Your goal:
Each line of the records below that holds "gear" should be copied out.

Data listing:
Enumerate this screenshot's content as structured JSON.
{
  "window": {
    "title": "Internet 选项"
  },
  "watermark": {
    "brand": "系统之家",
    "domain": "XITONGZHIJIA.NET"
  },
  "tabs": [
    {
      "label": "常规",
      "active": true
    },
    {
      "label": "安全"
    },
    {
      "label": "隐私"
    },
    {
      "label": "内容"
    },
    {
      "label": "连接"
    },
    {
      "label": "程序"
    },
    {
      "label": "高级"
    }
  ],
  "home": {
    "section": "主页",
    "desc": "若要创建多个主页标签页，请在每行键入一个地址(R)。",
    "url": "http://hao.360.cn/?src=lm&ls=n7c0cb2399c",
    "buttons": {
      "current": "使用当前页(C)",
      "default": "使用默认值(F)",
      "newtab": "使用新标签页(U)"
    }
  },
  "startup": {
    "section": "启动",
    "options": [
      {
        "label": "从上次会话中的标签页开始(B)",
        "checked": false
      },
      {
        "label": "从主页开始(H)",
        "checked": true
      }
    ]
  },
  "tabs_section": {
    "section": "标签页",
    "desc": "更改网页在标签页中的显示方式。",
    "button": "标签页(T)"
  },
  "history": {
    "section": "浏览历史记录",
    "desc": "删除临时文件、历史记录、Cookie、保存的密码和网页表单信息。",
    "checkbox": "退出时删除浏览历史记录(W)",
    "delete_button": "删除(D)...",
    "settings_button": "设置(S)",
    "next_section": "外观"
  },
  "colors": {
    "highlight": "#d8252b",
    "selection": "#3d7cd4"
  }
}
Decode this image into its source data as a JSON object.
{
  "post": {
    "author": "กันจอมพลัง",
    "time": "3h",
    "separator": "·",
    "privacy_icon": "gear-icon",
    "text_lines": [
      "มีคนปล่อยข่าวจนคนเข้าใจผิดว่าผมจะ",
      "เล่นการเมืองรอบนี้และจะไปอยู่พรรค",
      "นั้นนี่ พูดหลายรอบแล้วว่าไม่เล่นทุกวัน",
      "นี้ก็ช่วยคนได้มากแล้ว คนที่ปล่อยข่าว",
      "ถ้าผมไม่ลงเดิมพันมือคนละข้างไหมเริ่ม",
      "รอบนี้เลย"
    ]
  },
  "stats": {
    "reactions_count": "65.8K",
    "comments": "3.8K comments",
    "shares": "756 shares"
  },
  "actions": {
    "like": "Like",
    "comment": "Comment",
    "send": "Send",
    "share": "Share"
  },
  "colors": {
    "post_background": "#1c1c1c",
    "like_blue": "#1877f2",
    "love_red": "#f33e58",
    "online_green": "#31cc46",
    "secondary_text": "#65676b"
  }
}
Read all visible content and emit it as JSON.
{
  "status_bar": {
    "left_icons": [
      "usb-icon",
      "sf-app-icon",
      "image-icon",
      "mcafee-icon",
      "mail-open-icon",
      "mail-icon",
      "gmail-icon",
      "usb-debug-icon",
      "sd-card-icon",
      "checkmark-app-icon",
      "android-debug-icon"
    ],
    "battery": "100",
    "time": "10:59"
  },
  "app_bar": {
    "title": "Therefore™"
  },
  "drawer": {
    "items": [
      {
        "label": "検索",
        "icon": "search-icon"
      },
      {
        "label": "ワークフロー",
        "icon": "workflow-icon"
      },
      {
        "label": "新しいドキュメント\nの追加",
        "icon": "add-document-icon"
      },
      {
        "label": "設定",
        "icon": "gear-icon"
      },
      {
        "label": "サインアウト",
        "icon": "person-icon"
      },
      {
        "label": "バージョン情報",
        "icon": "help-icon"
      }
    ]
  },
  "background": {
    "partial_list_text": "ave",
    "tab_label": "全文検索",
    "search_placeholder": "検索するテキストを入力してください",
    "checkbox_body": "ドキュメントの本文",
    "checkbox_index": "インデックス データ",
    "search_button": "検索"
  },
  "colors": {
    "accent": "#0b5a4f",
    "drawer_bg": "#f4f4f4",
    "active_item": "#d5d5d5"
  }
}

Exercise output:
    "privacy_icon": "gear-icon",
        "icon": "gear-icon"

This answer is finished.